My initial reaction to the music (http://www.longplayer.org) is that I find it very haunting. It’s very atmospherical, but also rather theological. It reminds me of Tibetan monks and temple bells, but then they’re Tibetan singing bowls. Meanwhile when certain bells play my dog Henry charges downstairs and barks at the front door making me jump, so maybe not as calming as it could be.
I certainly get the motivation behind the piece, and I find it does make you consider the cosmos, and our place within it. Knowing the piece will be playing long after my body has decomposed into dust adds a philosophical approach to listening to the piece. Will someone rewind the music at a later date, to this place and time, when I’m listening to it? Doesn’t that make this piece an exploration of time travel as well?
I’m sure when Jem Finer considered the instruments to use in the piece, he wanted to go with something ethereal. The bells certainly fill the space around me, even through laptop speakers. I wonder if Finer has ever visited Jodrell Bank because the sounds certainly complement the space sounds that are played there from the satellites.
The quality of the sound is great, really clear and I presume this was one of the reasons singing bowls were chosen as they are both crisp and carry the notes for a long space of time. They also cut through other noise, which I imagine would be very important if the site became busy. The longevity of the instruments were also an important consideration, many other instruments would need more maintenance as strings or reeds would need replacing. I love that the bowls can be played equally well by machine and person. With the webpage discussing artificial intelligence and the question of will machines be able to emotionally create art. Will this happen within the timescale of the composition?
I find the 2 perspectives of the piece really interesting, if I visit the site I’m kept out on the peripheral of the instruments looking in, but not able to really see the complexity of the arrangement. Whereas the view online seems more inclusive, the bird’s eye view feels like I’m more connected.
The connection with the cosmos and the repetition within it, is seen throughout the website. It talks about revolutions of planets and how some take 1000 years to circle their star. So although the piece was designed as a time-based piece I find, personally, it’s more about space and place.
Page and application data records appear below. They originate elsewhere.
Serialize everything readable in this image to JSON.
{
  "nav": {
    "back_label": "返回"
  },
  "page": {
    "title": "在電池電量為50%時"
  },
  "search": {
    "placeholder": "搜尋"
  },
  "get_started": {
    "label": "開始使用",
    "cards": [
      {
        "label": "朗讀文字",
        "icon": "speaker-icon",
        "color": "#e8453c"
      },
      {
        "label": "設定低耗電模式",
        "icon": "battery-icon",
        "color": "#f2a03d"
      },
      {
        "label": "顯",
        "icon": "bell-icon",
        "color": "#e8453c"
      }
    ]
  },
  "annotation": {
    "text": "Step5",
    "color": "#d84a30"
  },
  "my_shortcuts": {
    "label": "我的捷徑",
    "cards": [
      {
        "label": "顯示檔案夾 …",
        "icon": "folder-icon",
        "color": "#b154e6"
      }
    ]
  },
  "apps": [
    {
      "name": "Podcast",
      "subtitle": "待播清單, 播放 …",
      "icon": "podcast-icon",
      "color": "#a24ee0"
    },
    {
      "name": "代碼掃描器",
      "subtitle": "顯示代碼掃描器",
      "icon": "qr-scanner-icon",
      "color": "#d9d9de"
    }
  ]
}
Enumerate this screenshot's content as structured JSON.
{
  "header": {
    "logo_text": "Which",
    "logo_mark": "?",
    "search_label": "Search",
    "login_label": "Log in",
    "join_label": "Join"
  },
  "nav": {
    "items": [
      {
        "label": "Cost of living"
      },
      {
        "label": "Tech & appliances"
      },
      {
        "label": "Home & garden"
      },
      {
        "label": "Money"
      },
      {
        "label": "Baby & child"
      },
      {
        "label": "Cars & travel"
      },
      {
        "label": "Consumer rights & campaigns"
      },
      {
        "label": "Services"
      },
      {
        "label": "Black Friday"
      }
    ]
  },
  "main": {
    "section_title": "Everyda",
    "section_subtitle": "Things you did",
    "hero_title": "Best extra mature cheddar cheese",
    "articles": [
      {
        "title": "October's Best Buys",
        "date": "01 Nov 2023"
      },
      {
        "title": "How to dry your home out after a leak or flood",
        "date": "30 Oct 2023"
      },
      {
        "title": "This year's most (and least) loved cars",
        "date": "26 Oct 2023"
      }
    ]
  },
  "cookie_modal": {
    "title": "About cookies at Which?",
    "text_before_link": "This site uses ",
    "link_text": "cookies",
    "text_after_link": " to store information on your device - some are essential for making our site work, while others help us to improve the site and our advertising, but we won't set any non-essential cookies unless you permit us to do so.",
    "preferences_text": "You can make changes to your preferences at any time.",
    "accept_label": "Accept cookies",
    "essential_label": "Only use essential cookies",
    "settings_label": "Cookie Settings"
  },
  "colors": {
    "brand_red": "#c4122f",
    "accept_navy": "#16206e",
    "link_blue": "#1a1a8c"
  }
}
There is an interesting dilemma about how the composition has been designed to last 1000 years. The choice of instrument and computer based performance is fine, but as with all art there is an element of doubt as to whether it will last the full term. I can see the practical side of using a computer, however with computer technology moving at such a vast rate of progression, will the piece become impossible to play on future technology?
Emulating a solar system, with its concentric circles, Longplayer rings out an atmospheric composition using a mix of man and technology based performers . Jem Finer uses Tibetan singing bowls to contemplate our place within the universe through a philosophical solar year of 1000 years. Although you are able to view the bowls at Trinity Buoy Wharf in London, the design of the piece has taken into account the fact the piece may have to moved, and this keeps the audience on the outside of the revolutions of sound. However Finer’s clever use of internet based technologies, such as live streaming, has allowed human interaction through artificial intelligence. It’s a clever juxtaposition between man and machine, which does leave you contemplating our existing in the future.